Dancer Diary: How to Protect Your Feet, Both In and Out of the Studio

June 28, 2024

Dancers know better than anyone how important feet are—and dancers’ feet get far rougher treatment than most. How can we keep them healthy? I asked three experts—Dr. Thomas Novella, a Manhattan-based podiatrist who specializes in dance injuries; Patti Cavaleri, a physical therapist at NYU Langone Health’s Harkness Center for Dance Injuries; and Melvin Nelson, a certified pedorthist at Tip Top Shoes in New York City—to share tips and tricks for protecting your feet both in and out of the studio. 

Street-Shoe Style

Since most dance shoes aren’t particularly supportive, Cavaleri says wearing good shoes outside of the studio is essential. “One way to tell if a shoe is supportive is if it doesn’t have a lot of give when you try to bend or twist it,” she says. “With less bend, the shoe acts like a brace for your foot, and your little stabilizer muscles don’t have to work as hard while walking.” And a more rigid shoe gives the toe joints a break from all the motion required of them while dancing. 

Nelson also recommends lace-up rather than slip-on shoes. “This secures the shoe around your foot, so the two move as one,” Nelson says. “As your foot swells throughout the day, you can adjust the shoe to fit comfortably, which prevents bunions, blisters, plantar fasciitis, and calluses.”

Studio-Shoe Safety

There isn’t much we can do about how unsupportive most dance shoes are. (You can’t put orthotics in a ballet slipper.) Still, there are a few choices we can make that will help our feet stay healthy. Cavaleri advises crossing pointe shoe elastics at your ankle when you sew them for added support, for example. 

For musical theater, Cavaleri says boots provide more support than standard heels. “It’s almost like a built-in ankle sleeve,” she says. Wearing boots constantly, though, can have downsides. “It’s been published that high tops weaken ankle muscles,” Novella warns. “Anything that crosses the joint weakens the muscles at the joint.” If a show or role has you in boots for long stretches, make sure you’re cross-training and diversifying your footwear in class. 

Pre-Class Care

To warm up and prepare your feet for class, Cavaleri recommends what she calls “toe yoga.” “Set your foot flat on the ground and lift your big toe up,” she says. “Then, set the big toe down and lift your four little toes up. Repeat that motion 10 to 15 times.” She also encourages winging and sickling the ankles with a resistance band 10 to 20 times. 

Though warm-ups are important, Novella recommends tailoring them to your activity levels each day. “It’s tough for me to say, ‘Do exercises, then class, then rehearsal, then a performance,’ ” he says. “Those poor muscles only have a certain amount of stamina. You’re walking a tightrope. It’s good to be under the wing of a PT who has knowledge of that balance.” 

Pain Points

Blisters, corns, ingrown toenails: They may seem like occupational hazards for dancers, but there are ways to make them less miserable. 

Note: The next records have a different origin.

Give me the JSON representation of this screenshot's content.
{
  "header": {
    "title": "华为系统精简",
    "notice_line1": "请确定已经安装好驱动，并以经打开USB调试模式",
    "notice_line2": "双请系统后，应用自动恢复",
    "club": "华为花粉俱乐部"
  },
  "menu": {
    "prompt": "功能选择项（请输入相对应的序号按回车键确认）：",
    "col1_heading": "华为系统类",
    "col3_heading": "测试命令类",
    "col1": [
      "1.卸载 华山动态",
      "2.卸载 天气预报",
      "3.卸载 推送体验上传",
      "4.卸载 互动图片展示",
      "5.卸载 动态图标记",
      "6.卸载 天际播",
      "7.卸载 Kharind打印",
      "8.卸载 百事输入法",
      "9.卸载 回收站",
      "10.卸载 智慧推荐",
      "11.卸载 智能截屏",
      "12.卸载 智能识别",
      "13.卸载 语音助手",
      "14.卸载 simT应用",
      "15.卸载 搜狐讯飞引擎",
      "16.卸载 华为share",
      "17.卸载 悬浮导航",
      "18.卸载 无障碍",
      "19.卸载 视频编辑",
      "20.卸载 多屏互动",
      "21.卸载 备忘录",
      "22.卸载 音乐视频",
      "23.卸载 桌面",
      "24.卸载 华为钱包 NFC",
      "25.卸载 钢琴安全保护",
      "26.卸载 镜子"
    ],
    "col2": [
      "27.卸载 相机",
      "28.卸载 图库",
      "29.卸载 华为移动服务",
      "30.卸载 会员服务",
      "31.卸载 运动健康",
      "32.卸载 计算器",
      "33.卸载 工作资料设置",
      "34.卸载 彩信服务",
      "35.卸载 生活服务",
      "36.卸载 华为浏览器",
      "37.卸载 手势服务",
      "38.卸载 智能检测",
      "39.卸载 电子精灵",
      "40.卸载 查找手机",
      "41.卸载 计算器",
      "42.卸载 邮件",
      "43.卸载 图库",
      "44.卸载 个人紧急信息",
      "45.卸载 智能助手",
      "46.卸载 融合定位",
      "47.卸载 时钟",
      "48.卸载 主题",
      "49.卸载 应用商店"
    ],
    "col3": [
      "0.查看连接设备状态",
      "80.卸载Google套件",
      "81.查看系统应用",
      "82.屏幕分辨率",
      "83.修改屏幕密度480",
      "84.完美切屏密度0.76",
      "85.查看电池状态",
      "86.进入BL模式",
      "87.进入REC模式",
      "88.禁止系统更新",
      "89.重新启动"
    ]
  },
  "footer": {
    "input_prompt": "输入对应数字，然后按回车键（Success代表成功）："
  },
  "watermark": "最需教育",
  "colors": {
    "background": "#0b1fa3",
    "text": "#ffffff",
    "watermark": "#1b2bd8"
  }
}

If you’re prone to corns, Novella says to avoid solutions or corn pads that contain salicylic acid. “Using callus-dissolving solutions can cause really bad blisters, raw skin, and more pain than before,” he says. “Don’t put gel pads over corns. Instead, put things around the perimeter of the corn, like lambswool or moleskin, to ease the pressure on it.”

In a tragic turn of events for me, Novella says to avoid getting pedicures. “Cut your own nails,” he says. “If someone else cuts them too short, you’re looking at five months of ingrown toenails.” Beyond that, you might lose calluses that are essential for dancing. 

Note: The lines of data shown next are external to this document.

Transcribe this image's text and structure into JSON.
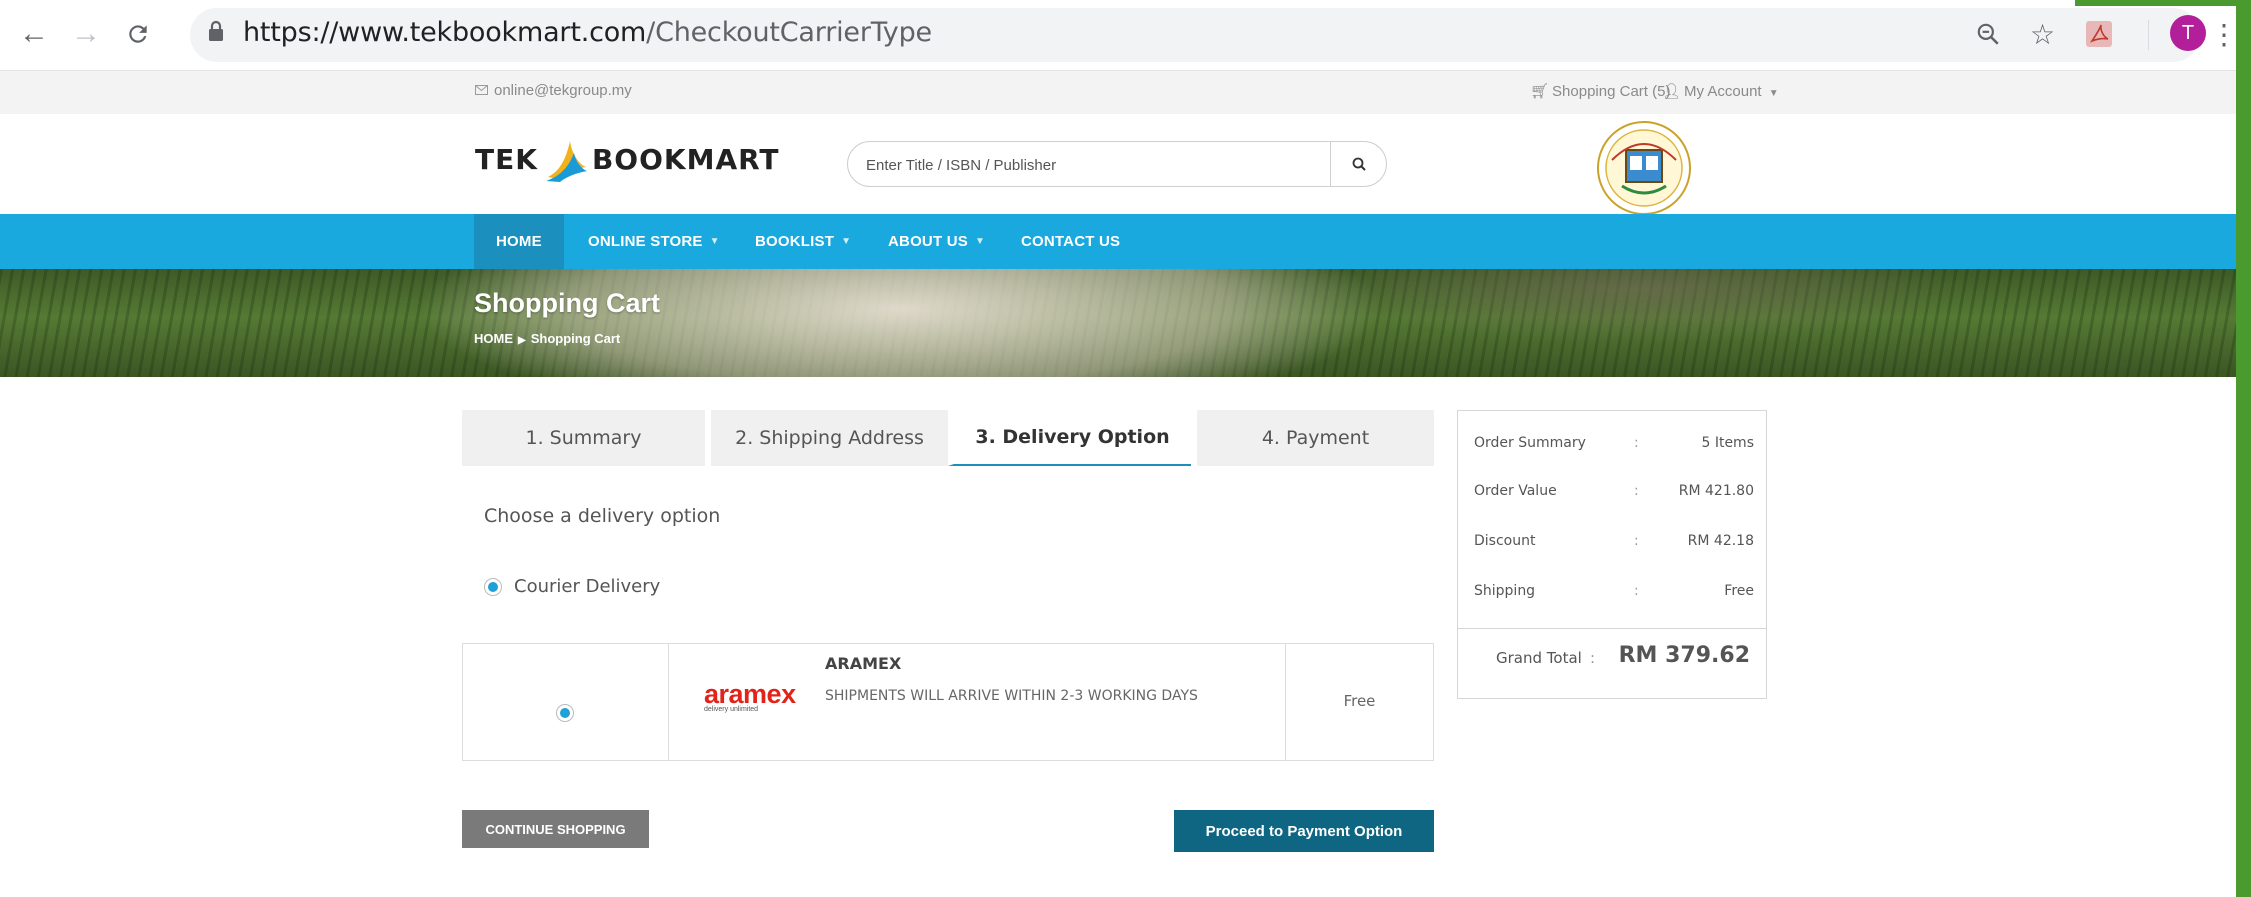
{
  "browser": {
    "url_host": "https://www.tekbookmart.com",
    "url_path": "/CheckoutCarrierType",
    "avatar_letter": "T"
  },
  "topbar": {
    "email": "online@tekgroup.my",
    "cart_link": "Shopping Cart (5)",
    "account_link": "My Account"
  },
  "header": {
    "logo_text_left": "TEK",
    "logo_text_right": "BOOKMART",
    "search_placeholder": "Enter Title / ISBN / Publisher"
  },
  "nav": {
    "items": [
      {
        "label": "HOME",
        "dropdown": false
      },
      {
        "label": "ONLINE STORE",
        "dropdown": true
      },
      {
        "label": "BOOKLIST",
        "dropdown": true
      },
      {
        "label": "ABOUT US",
        "dropdown": true
      },
      {
        "label": "CONTACT US",
        "dropdown": false
      }
    ]
  },
  "banner": {
    "title": "Shopping Cart",
    "crumb_home": "HOME",
    "crumb_current": "Shopping Cart"
  },
  "steps": [
    {
      "label": "1. Summary",
      "active": false
    },
    {
      "label": "2. Shipping Address",
      "active": false
    },
    {
      "label": "3. Delivery Option",
      "active": true
    },
    {
      "label": "4. Payment",
      "active": false
    }
  ],
  "delivery": {
    "heading": "Choose a delivery option",
    "option_label": "Courier Delivery",
    "carrier": {
      "logo_word": "aramex",
      "logo_tagline": "delivery unlimited",
      "name": "ARAMEX",
      "description": "SHIPMENTS WILL ARRIVE WITHIN 2-3 WORKING DAYS",
      "price": "Free"
    }
  },
  "buttons": {
    "continue": "CONTINUE SHOPPING",
    "proceed": "Proceed to Payment Option"
  },
  "summary": {
    "rows": [
      {
        "label": "Order Summary",
        "value": "5 Items"
      },
      {
        "label": "Order Value",
        "value": "RM 421.80"
      },
      {
        "label": "Discount",
        "value": "RM 42.18"
      },
      {
        "label": "Shipping",
        "value": "Free"
      }
    ],
    "colon": ":",
    "grand_label": "Grand Total",
    "grand_value": "RM 379.62"
  },
  "colors": {
    "nav_bg": "#19a9de",
    "nav_active": "#1b8fbe",
    "proceed_btn": "#0e6682",
    "continue_btn": "#7a7a7a",
    "aramex_red": "#e2231a"
  }
}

To prevent ingrown toenails, Novella says to cut the nails at the skin corner (not short of the skin corner) and round them with a nail file, while keeping the central part of the nail close to the quick. “Upkeep with an emery board on a 7-to-10-day interval,” he says. 

At the end of the day, if something about your feet feels off, Cavaleri recommends seeing a doctor, physical therapist, or athletic trainer right away. “We’re so used to our feet getting beat up that we let injuries linger, and an injury that would have lasted six weeks can turn into a six-month problem,” she says.

To see these tips in action, head over to Dance Magazine’s YouTube channel.